**EXERCISE DESCRIPTION:** For each line below that contains the word "from", return that line.

**MATERIAL FOR THIS EXERCISE:**
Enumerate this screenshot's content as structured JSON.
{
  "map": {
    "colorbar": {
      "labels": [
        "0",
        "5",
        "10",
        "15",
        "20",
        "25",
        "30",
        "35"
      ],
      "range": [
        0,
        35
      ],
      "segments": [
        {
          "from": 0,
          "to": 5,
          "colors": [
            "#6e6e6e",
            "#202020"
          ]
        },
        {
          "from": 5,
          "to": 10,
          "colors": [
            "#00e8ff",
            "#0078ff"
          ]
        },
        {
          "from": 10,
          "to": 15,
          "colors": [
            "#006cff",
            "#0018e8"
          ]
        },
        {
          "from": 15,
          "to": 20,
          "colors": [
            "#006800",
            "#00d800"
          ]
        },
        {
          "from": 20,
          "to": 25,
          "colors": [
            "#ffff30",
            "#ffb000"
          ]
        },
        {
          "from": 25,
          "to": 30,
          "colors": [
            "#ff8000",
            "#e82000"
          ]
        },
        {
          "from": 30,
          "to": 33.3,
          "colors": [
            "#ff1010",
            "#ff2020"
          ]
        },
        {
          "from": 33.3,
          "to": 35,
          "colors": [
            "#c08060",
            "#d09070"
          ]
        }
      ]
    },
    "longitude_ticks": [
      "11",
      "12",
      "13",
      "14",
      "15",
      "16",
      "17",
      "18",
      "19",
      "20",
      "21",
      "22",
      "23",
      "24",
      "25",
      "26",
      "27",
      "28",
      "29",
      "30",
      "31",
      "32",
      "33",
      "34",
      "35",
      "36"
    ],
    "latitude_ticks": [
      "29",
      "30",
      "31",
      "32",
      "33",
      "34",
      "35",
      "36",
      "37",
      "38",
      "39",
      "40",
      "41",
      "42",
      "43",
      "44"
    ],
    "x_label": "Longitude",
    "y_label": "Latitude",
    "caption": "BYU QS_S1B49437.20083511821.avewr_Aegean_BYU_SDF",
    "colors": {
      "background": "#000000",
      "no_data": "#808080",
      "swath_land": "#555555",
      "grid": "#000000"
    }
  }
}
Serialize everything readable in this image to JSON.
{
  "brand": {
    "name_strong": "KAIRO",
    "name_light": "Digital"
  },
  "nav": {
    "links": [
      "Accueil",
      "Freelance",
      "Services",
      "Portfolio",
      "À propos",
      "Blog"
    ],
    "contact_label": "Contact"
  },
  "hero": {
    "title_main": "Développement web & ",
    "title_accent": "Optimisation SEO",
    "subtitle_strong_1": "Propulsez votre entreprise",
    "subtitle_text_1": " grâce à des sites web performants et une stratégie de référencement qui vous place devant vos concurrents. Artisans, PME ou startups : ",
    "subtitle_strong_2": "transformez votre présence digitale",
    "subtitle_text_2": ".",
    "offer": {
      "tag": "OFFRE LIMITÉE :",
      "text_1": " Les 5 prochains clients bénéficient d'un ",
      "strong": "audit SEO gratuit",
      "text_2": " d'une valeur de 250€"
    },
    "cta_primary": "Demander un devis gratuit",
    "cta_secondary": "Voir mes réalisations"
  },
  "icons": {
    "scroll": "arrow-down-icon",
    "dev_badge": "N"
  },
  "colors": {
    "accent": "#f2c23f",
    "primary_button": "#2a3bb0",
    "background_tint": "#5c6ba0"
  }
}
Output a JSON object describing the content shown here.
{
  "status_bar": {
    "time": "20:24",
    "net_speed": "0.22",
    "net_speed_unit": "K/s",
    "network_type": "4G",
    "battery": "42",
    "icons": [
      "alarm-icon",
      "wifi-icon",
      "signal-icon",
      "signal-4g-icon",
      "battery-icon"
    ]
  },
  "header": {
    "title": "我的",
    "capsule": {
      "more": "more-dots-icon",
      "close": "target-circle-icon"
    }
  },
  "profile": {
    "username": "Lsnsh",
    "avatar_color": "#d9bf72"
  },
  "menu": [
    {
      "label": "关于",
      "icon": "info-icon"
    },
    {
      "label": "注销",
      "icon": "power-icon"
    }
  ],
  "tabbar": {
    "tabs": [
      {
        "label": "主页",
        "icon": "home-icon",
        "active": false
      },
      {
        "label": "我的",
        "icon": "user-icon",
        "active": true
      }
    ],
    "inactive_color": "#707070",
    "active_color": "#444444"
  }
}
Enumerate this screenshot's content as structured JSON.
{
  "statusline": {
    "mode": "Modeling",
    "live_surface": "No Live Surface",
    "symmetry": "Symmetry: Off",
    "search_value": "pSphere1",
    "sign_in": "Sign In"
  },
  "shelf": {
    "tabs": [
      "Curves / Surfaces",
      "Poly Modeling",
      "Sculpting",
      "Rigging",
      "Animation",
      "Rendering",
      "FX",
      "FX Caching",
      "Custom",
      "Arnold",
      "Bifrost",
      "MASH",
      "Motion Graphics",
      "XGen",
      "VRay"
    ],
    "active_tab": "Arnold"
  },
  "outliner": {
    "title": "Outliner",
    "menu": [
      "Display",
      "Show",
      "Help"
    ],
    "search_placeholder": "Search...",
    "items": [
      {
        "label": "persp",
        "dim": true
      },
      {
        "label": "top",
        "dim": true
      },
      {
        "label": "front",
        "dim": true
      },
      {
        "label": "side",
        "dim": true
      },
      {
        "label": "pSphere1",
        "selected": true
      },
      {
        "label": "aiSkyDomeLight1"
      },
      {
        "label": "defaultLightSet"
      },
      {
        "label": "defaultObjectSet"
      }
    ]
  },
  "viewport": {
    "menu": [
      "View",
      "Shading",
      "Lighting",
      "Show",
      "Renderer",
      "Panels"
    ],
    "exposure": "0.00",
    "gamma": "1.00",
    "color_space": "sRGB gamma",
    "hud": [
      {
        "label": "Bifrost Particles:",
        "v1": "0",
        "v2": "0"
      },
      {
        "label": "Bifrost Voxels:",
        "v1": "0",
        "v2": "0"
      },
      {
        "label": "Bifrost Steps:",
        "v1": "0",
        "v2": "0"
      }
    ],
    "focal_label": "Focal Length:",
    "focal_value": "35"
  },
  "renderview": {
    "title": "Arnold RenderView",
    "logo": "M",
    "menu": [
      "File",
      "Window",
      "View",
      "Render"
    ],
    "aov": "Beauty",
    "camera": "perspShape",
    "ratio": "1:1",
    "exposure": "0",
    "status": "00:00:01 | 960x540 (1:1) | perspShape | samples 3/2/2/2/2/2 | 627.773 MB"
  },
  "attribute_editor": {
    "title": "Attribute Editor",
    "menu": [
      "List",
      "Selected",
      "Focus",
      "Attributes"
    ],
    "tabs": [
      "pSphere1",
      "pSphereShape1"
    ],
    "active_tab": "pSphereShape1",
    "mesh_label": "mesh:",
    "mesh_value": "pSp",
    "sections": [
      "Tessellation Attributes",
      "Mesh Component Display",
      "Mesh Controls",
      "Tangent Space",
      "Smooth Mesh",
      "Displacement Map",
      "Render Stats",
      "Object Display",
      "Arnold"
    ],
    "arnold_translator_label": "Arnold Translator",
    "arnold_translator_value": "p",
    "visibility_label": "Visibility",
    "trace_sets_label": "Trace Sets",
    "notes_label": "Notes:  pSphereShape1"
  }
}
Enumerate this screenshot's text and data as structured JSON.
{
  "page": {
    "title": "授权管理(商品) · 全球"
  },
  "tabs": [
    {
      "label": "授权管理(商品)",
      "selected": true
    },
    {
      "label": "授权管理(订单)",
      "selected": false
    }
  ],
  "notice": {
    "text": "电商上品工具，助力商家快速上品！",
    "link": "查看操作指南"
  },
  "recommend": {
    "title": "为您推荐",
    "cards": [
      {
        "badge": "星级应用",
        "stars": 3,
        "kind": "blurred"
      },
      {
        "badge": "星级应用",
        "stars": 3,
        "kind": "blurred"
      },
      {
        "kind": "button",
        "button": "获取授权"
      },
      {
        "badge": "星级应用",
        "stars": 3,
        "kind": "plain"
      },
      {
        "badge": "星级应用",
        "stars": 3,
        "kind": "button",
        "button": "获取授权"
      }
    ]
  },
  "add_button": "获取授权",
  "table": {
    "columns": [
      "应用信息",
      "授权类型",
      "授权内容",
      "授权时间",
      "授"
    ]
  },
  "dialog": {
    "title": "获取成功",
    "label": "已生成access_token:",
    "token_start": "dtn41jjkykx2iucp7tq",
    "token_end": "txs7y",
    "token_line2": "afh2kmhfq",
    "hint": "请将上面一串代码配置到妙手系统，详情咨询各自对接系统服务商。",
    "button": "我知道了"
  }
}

**OUTPUT FOR THIS TASK:**
          "from": 0,
          "from": 5,
          "from": 10,
          "from": 15,
          "from": 20,
          "from": 25,
          "from": 30,
          "from": 33.3,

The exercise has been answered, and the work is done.